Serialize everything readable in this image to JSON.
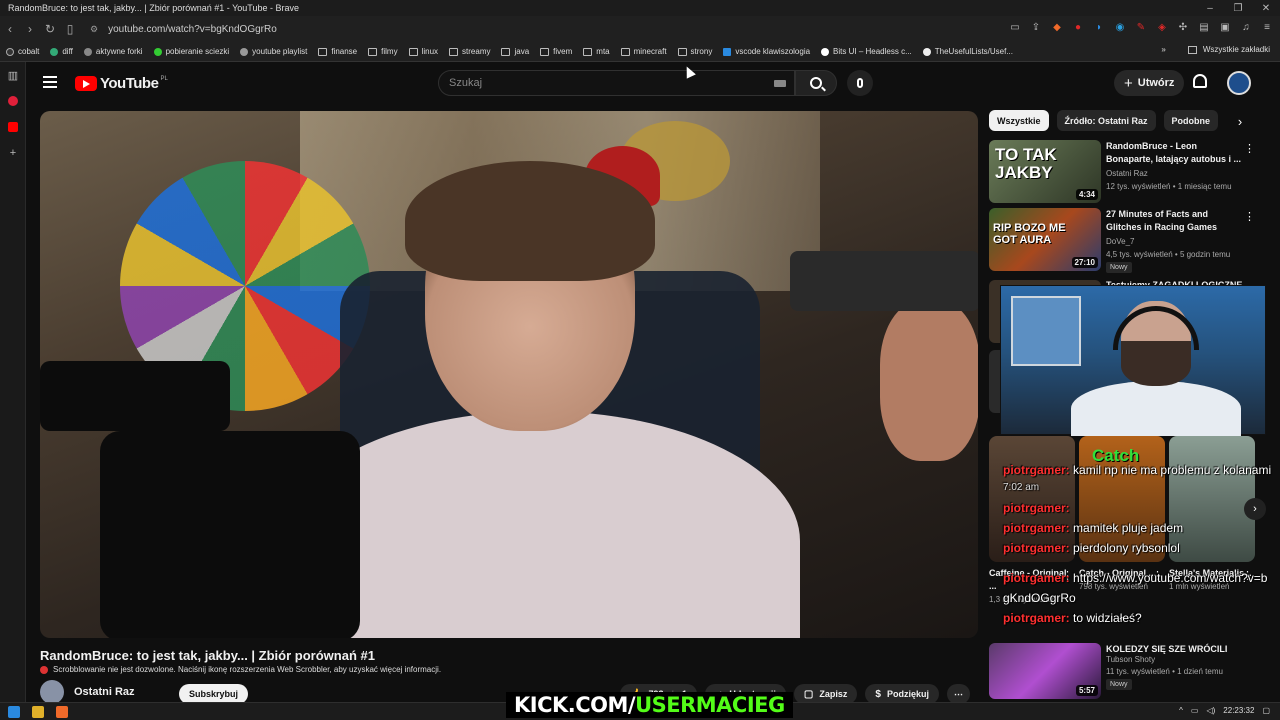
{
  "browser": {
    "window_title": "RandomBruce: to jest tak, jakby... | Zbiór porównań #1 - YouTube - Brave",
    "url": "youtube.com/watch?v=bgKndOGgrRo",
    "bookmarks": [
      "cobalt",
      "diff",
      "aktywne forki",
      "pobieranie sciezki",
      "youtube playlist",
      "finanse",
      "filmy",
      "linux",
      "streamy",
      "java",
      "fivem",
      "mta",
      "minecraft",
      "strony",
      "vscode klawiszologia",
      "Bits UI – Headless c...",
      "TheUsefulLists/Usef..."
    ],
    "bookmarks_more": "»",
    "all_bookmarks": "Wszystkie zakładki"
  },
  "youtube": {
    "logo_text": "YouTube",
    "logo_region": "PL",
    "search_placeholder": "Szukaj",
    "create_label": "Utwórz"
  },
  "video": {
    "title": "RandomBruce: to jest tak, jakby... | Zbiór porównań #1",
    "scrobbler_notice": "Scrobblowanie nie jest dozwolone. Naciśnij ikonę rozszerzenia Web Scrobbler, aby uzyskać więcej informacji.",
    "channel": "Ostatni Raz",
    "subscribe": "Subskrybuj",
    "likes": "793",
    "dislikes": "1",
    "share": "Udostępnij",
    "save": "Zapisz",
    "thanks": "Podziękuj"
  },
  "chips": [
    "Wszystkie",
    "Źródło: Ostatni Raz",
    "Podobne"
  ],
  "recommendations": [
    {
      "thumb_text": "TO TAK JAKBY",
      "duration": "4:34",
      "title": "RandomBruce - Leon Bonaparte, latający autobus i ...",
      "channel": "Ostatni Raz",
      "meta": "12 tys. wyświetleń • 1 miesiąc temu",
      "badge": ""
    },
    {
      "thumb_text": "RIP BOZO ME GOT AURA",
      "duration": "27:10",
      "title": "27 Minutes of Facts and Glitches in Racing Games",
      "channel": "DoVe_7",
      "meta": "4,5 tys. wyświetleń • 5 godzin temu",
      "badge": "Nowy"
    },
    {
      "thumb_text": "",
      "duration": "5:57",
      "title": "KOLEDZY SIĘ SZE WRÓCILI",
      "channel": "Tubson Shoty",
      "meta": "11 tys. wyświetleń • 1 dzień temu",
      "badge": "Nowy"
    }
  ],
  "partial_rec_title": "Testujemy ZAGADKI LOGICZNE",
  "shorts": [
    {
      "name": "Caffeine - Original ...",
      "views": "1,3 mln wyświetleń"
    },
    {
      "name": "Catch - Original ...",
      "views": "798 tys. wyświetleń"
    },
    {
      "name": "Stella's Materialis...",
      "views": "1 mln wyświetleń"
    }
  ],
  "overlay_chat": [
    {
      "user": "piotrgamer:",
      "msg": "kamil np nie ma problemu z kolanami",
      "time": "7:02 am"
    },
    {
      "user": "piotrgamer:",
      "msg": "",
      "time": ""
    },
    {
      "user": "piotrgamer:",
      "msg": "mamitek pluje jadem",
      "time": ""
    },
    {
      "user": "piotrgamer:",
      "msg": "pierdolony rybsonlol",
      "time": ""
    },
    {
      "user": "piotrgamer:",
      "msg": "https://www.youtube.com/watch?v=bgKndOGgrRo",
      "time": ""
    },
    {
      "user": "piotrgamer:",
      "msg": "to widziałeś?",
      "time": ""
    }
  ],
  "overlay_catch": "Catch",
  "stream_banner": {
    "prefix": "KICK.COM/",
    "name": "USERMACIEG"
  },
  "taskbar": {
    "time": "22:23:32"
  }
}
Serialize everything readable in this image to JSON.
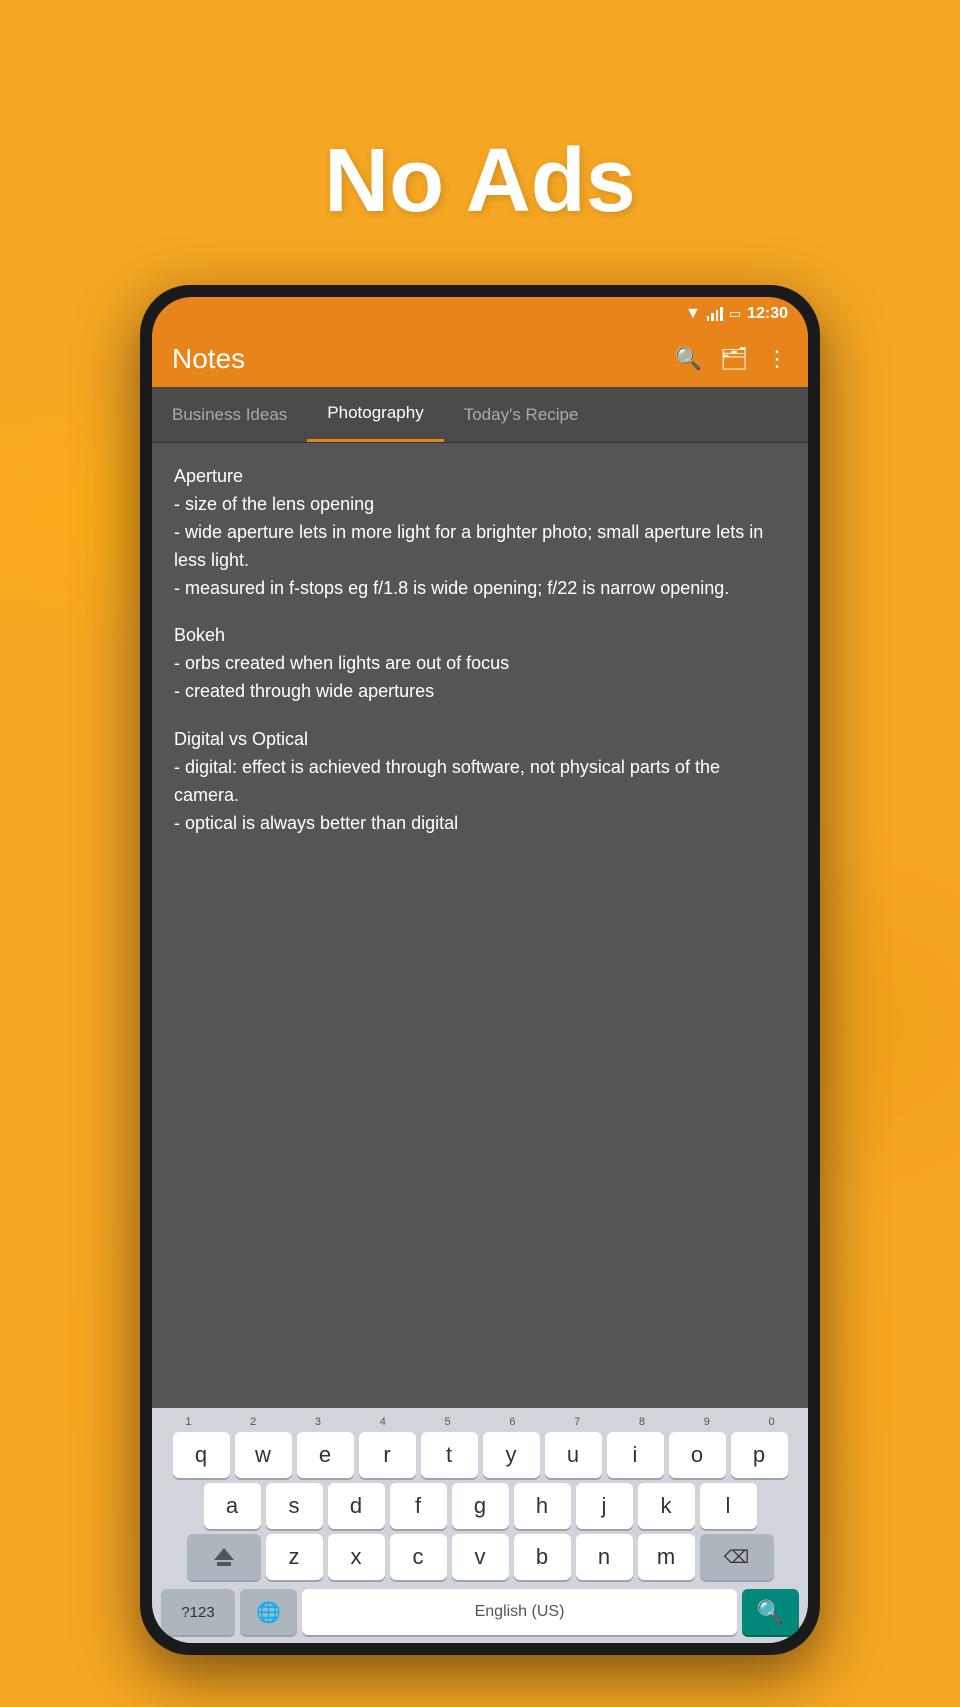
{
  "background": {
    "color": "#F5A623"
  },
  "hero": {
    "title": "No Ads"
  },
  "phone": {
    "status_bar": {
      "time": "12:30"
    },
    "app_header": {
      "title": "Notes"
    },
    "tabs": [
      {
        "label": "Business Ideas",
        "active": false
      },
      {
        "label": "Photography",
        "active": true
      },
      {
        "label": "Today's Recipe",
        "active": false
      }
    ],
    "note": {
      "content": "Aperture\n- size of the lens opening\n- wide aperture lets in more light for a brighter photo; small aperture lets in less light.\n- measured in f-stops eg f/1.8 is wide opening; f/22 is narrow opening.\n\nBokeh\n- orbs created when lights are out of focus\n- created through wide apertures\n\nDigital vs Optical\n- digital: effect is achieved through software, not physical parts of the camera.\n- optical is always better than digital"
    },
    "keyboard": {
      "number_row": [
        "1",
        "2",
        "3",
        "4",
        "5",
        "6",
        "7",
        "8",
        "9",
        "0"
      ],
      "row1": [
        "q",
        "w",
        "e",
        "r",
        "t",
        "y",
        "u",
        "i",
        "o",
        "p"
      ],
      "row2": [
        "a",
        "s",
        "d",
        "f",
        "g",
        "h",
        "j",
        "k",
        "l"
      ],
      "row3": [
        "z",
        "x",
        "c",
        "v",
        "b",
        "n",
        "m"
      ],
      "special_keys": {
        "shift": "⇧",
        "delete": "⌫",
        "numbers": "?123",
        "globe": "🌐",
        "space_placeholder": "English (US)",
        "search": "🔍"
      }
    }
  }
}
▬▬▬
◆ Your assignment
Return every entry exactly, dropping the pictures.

◆ Result for this task
Serialize everything readable in this image to JSON.
{
  "browser": {
    "window_title": "RandomBruce: to jest tak, jakby... | Zbiór porównań #1 - YouTube - Brave",
    "url": "youtube.com/watch?v=bgKndOGgrRo",
    "bookmarks": [
      "cobalt",
      "diff",
      "aktywne forki",
      "pobieranie sciezki",
      "youtube playlist",
      "finanse",
      "filmy",
      "linux",
      "streamy",
      "java",
      "fivem",
      "mta",
      "minecraft",
      "strony",
      "vscode klawiszologia",
      "Bits UI – Headless c...",
      "TheUsefulLists/Usef..."
    ],
    "bookmarks_more": "»",
    "all_bookmarks": "Wszystkie zakładki"
  },
  "youtube": {
    "logo_text": "YouTube",
    "logo_region": "PL",
    "search_placeholder": "Szukaj",
    "create_label": "Utwórz"
  },
  "video": {
    "title": "RandomBruce: to jest tak, jakby... | Zbiór porównań #1",
    "scrobbler_notice": "Scrobblowanie nie jest dozwolone. Naciśnij ikonę rozszerzenia Web Scrobbler, aby uzyskać więcej informacji.",
    "channel": "Ostatni Raz",
    "subscribe": "Subskrybuj",
    "likes": "793",
    "dislikes": "1",
    "share": "Udostępnij",
    "save": "Zapisz",
    "thanks": "Podziękuj"
  },
  "chips": [
    "Wszystkie",
    "Źródło: Ostatni Raz",
    "Podobne"
  ],
  "recommendations": [
    {
      "thumb_text": "TO TAK JAKBY",
      "duration": "4:34",
      "title": "RandomBruce - Leon Bonaparte, latający autobus i ...",
      "channel": "Ostatni Raz",
      "meta": "12 tys. wyświetleń • 1 miesiąc temu",
      "badge": ""
    },
    {
      "thumb_text": "RIP BOZO ME GOT AURA",
      "duration": "27:10",
      "title": "27 Minutes of Facts and Glitches in Racing Games",
      "channel": "DoVe_7",
      "meta": "4,5 tys. wyświetleń • 5 godzin temu",
      "badge": "Nowy"
    },
    {
      "thumb_text": "",
      "duration": "5:57",
      "title": "KOLEDZY SIĘ SZE WRÓCILI",
      "channel": "Tubson Shoty",
      "meta": "11 tys. wyświetleń • 1 dzień temu",
      "badge": "Nowy"
    }
  ],
  "partial_rec_title": "Testujemy ZAGADKI LOGICZNE",
  "shorts": [
    {
      "name": "Caffeine - Original ...",
      "views": "1,3 mln wyświetleń"
    },
    {
      "name": "Catch - Original ...",
      "views": "798 tys. wyświetleń"
    },
    {
      "name": "Stella's Materialis...",
      "views": "1 mln wyświetleń"
    }
  ],
  "overlay_chat": [
    {
      "user": "piotrgamer:",
      "msg": "kamil np nie ma problemu z kolanami",
      "time": "7:02 am"
    },
    {
      "user": "piotrgamer:",
      "msg": "",
      "time": ""
    },
    {
      "user": "piotrgamer:",
      "msg": "mamitek pluje jadem",
      "time": ""
    },
    {
      "user": "piotrgamer:",
      "msg": "pierdolony rybsonlol",
      "time": ""
    },
    {
      "user": "piotrgamer:",
      "msg": "https://www.youtube.com/watch?v=bgKndOGgrRo",
      "time": ""
    },
    {
      "user": "piotrgamer:",
      "msg": "to widziałeś?",
      "time": ""
    }
  ],
  "overlay_catch": "Catch",
  "stream_banner": {
    "prefix": "KICK.COM/",
    "name": "USERMACIEG"
  },
  "taskbar": {
    "time": "22:23:32"
  }
}
Serialize everything readable in this image to JSON.
{
  "background": {
    "color": "#F5A623"
  },
  "hero": {
    "title": "No Ads"
  },
  "phone": {
    "status_bar": {
      "time": "12:30"
    },
    "app_header": {
      "title": "Notes"
    },
    "tabs": [
      {
        "label": "Business Ideas",
        "active": false
      },
      {
        "label": "Photography",
        "active": true
      },
      {
        "label": "Today's Recipe",
        "active": false
      }
    ],
    "note": {
      "content": "Aperture\n- size of the lens opening\n- wide aperture lets in more light for a brighter photo; small aperture lets in less light.\n- measured in f-stops eg f/1.8 is wide opening; f/22 is narrow opening.\n\nBokeh\n- orbs created when lights are out of focus\n- created through wide apertures\n\nDigital vs Optical\n- digital: effect is achieved through software, not physical parts of the camera.\n- optical is always better than digital"
    },
    "keyboard": {
      "number_row": [
        "1",
        "2",
        "3",
        "4",
        "5",
        "6",
        "7",
        "8",
        "9",
        "0"
      ],
      "row1": [
        "q",
        "w",
        "e",
        "r",
        "t",
        "y",
        "u",
        "i",
        "o",
        "p"
      ],
      "row2": [
        "a",
        "s",
        "d",
        "f",
        "g",
        "h",
        "j",
        "k",
        "l"
      ],
      "row3": [
        "z",
        "x",
        "c",
        "v",
        "b",
        "n",
        "m"
      ],
      "special_keys": {
        "shift": "⇧",
        "delete": "⌫",
        "numbers": "?123",
        "globe": "🌐",
        "space_placeholder": "English (US)",
        "search": "🔍"
      }
    }
  }
}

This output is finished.